[This week Hooping.org columnist Lara Eastburn reminds us to share the love.]
Every single one of us contributes to the hooping community in some way or another. But whether you participate in ways large, small, or in-between, we’ve all been known to grow discouraged. Would anyone care if I didn’t organize this hoop jam every week? Does anyone appreciate the extra time I put into the playlist for my classes? Where is the support for my new hooping event? Why did no one comment on my photo? Does anybody watch the hooping tutorials I make? Does anyone read my blog? (Yikes.)

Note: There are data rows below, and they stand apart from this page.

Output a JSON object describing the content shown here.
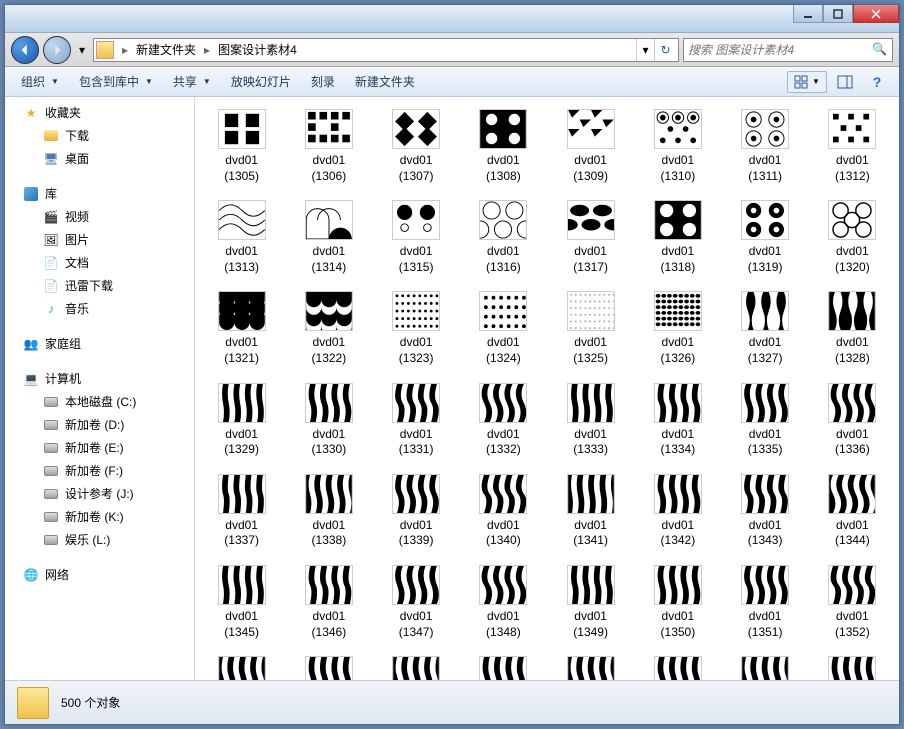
{
  "path": {
    "seg1": "新建文件夹",
    "seg2": "图案设计素材4"
  },
  "search": {
    "placeholder": "搜索 图案设计素材4"
  },
  "toolbar": {
    "organize": "组织",
    "include": "包含到库中",
    "share": "共享",
    "slideshow": "放映幻灯片",
    "burn": "刻录",
    "newfolder": "新建文件夹"
  },
  "sidebar": {
    "favorites": "收藏夹",
    "downloads": "下载",
    "desktop": "桌面",
    "libraries": "库",
    "videos": "视频",
    "pictures": "图片",
    "documents": "文档",
    "thunder": "迅雷下载",
    "music": "音乐",
    "homegroup": "家庭组",
    "computer": "计算机",
    "drives": [
      "本地磁盘 (C:)",
      "新加卷 (D:)",
      "新加卷 (E:)",
      "新加卷 (F:)",
      "设计参考 (J:)",
      "新加卷 (K:)",
      "娱乐 (L:)"
    ],
    "network": "网络"
  },
  "files": [
    {
      "name": "dvd01",
      "num": "(1305)"
    },
    {
      "name": "dvd01",
      "num": "(1306)"
    },
    {
      "name": "dvd01",
      "num": "(1307)"
    },
    {
      "name": "dvd01",
      "num": "(1308)"
    },
    {
      "name": "dvd01",
      "num": "(1309)"
    },
    {
      "name": "dvd01",
      "num": "(1310)"
    },
    {
      "name": "dvd01",
      "num": "(1311)"
    },
    {
      "name": "dvd01",
      "num": "(1312)"
    },
    {
      "name": "dvd01",
      "num": "(1313)"
    },
    {
      "name": "dvd01",
      "num": "(1314)"
    },
    {
      "name": "dvd01",
      "num": "(1315)"
    },
    {
      "name": "dvd01",
      "num": "(1316)"
    },
    {
      "name": "dvd01",
      "num": "(1317)"
    },
    {
      "name": "dvd01",
      "num": "(1318)"
    },
    {
      "name": "dvd01",
      "num": "(1319)"
    },
    {
      "name": "dvd01",
      "num": "(1320)"
    },
    {
      "name": "dvd01",
      "num": "(1321)"
    },
    {
      "name": "dvd01",
      "num": "(1322)"
    },
    {
      "name": "dvd01",
      "num": "(1323)"
    },
    {
      "name": "dvd01",
      "num": "(1324)"
    },
    {
      "name": "dvd01",
      "num": "(1325)"
    },
    {
      "name": "dvd01",
      "num": "(1326)"
    },
    {
      "name": "dvd01",
      "num": "(1327)"
    },
    {
      "name": "dvd01",
      "num": "(1328)"
    },
    {
      "name": "dvd01",
      "num": "(1329)"
    },
    {
      "name": "dvd01",
      "num": "(1330)"
    },
    {
      "name": "dvd01",
      "num": "(1331)"
    },
    {
      "name": "dvd01",
      "num": "(1332)"
    },
    {
      "name": "dvd01",
      "num": "(1333)"
    },
    {
      "name": "dvd01",
      "num": "(1334)"
    },
    {
      "name": "dvd01",
      "num": "(1335)"
    },
    {
      "name": "dvd01",
      "num": "(1336)"
    },
    {
      "name": "dvd01",
      "num": "(1337)"
    },
    {
      "name": "dvd01",
      "num": "(1338)"
    },
    {
      "name": "dvd01",
      "num": "(1339)"
    },
    {
      "name": "dvd01",
      "num": "(1340)"
    },
    {
      "name": "dvd01",
      "num": "(1341)"
    },
    {
      "name": "dvd01",
      "num": "(1342)"
    },
    {
      "name": "dvd01",
      "num": "(1343)"
    },
    {
      "name": "dvd01",
      "num": "(1344)"
    },
    {
      "name": "dvd01",
      "num": "(1345)"
    },
    {
      "name": "dvd01",
      "num": "(1346)"
    },
    {
      "name": "dvd01",
      "num": "(1347)"
    },
    {
      "name": "dvd01",
      "num": "(1348)"
    },
    {
      "name": "dvd01",
      "num": "(1349)"
    },
    {
      "name": "dvd01",
      "num": "(1350)"
    },
    {
      "name": "dvd01",
      "num": "(1351)"
    },
    {
      "name": "dvd01",
      "num": "(1352)"
    },
    {
      "name": "",
      "num": ""
    },
    {
      "name": "",
      "num": ""
    },
    {
      "name": "",
      "num": ""
    },
    {
      "name": "",
      "num": ""
    },
    {
      "name": "",
      "num": ""
    },
    {
      "name": "",
      "num": ""
    },
    {
      "name": "",
      "num": ""
    },
    {
      "name": "",
      "num": ""
    }
  ],
  "status": {
    "count": "500 个对象"
  }
}
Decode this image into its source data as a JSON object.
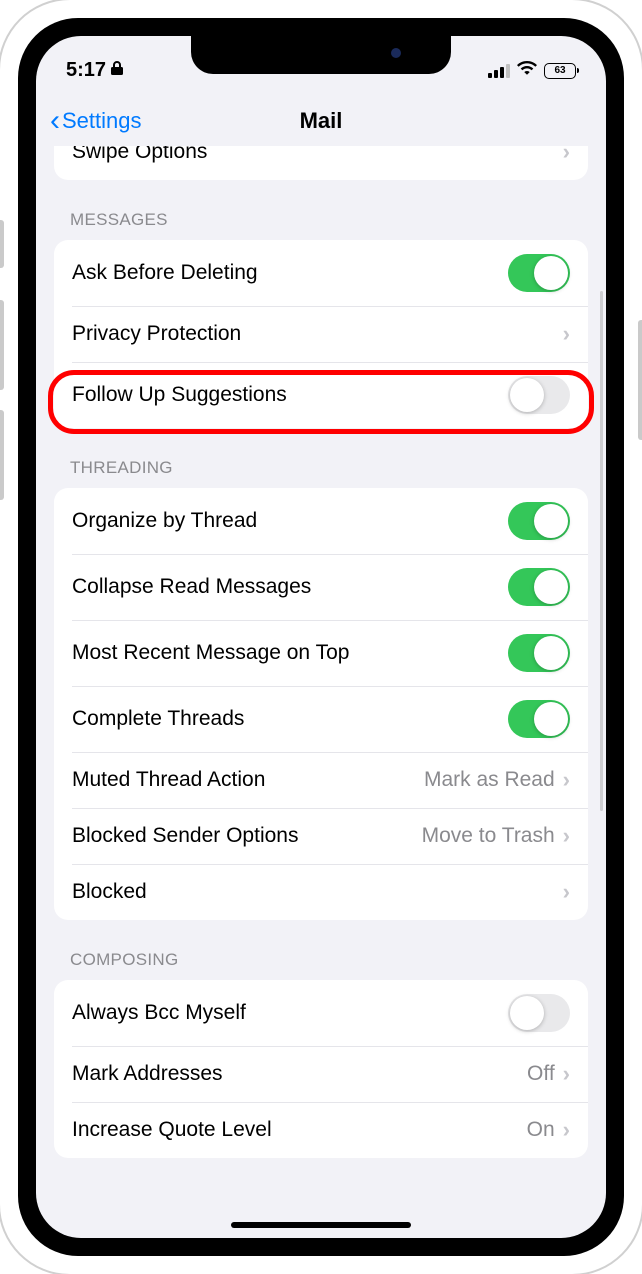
{
  "status": {
    "time": "5:17",
    "battery": "63"
  },
  "nav": {
    "back": "Settings",
    "title": "Mail"
  },
  "partial_top": {
    "label": "Swipe Options"
  },
  "sections": {
    "messages": {
      "header": "MESSAGES",
      "ask_before_deleting": "Ask Before Deleting",
      "privacy_protection": "Privacy Protection",
      "follow_up": "Follow Up Suggestions"
    },
    "threading": {
      "header": "THREADING",
      "organize": "Organize by Thread",
      "collapse": "Collapse Read Messages",
      "recent_top": "Most Recent Message on Top",
      "complete": "Complete Threads",
      "muted_action": {
        "label": "Muted Thread Action",
        "value": "Mark as Read"
      },
      "blocked_sender": {
        "label": "Blocked Sender Options",
        "value": "Move to Trash"
      },
      "blocked": "Blocked"
    },
    "composing": {
      "header": "COMPOSING",
      "bcc": "Always Bcc Myself",
      "mark_addresses": {
        "label": "Mark Addresses",
        "value": "Off"
      },
      "quote_level": {
        "label": "Increase Quote Level",
        "value": "On"
      }
    }
  }
}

Nobody jumps headfirst into the hooping community expecting to be praised for their efforts. Hoopers give their time for the same reasons that they hoop – it’s changing the way we approach our lives. We want to share it with others. We want to be of service to one another. That said, encouragement from the community is ultimately what keeps folks giving what they do. And encouraging one another is something each of us can and should do. Because our larger community enjoys a limitless online existence, that’s something we can accomplish in 60 seconds or less every day.
Here are the uber-pertinent and closing thoughts from one of the best articles to appear so far on Hooping.org, Philo Hagen’s December column, “For the Joy of Hooping All Year Round:”
“On hooping.org and elsewhere it only takes a fraction of a second to “like” something. It costs you nothing to do so. It only takes a minute to leave a comment and someone is really going to appreciate the minute that you spent thinking of them. Every photo, every video, every news story is attached to a hooper, or two, or three. Why practice random acts of love and kindness when we can practice deliberate ones daily, right where we are? We all find the joy of hooping when we start, but we all need a hoop hug from our peers from time to time to keep us in the spin.”
I can’t make the point more clearly than Philo does here, but that won’t stop me from underlining it and urging all of us to make it a habit. Nay, even to make it a part of our hoop practice. We can only strengthen our hooping community by demonstrating our appreciation for one another. In fact, I’m pretty eager to see what kind of new life we can breathe into one another just by giving voice to our appreciation. If you’re one of those feeling discouraged today, the fastest way to wrench yourself out of that rut is by taking a moment to give someone else the pat on the back you need yourself! Nobody knows better than we that it all comes full circle.
From the Mouth of My Mini Hooper. I don’t want to end this article without telling you who inspired it. Yesterday morning, as I was gearing up to write today’s column, I asked my four year-old daughter Navi what she thought I should write about. Here’s the conversation that followed:
Navi: Well, do you know the people that will read it?
Me: I know some of them. Some of them I don’t know.
Navi: And some of them know each other? And some don’t know each other yet? (LOVE how she threw in that “yet,” right?).
Me: Yes, I guess that’s true.
Navi: OK. You should email someone you don’t know and say, ‘Hi. I’m Lara. You’re an awesome hooper.’ Then, you should email someone you do know and say, ‘I love you.’
Add Hoop-Love to Your Hoop Practice. There you go, my friends. It’s as simple as that. I’m committing myself to doing some form of my daughter’s suggestion every day for the next month (We hoopers love our 30-day challenges!). And I’m inviting you to do the same. Comment on a video you especially enjoyed. Write your hoop hero a love note. Thank the person that brings your community together every week. Better yet, make a list of all the people you especially appreciate in the hooping community (the ones you know AND the ones you don’t know yet) and tackle one each day. (I put mine on a post-it note on the wall behind my computer). Remember, it just takes a minute, but the effects of showing small gratitudes will quickly snowball!
Lara Eastburn has been dancing in meadows and singing with the moon while spinning in circles for eons at Superhooper.org. Beyond commenting here, you can also discuss this and other topics related to the Hooposophy for living in Hooping.org’s Hooposophy Group and Gorum. Lara is also the planting and gardening force behind discovering our hooping community roots at The Hooping Family Tree Project.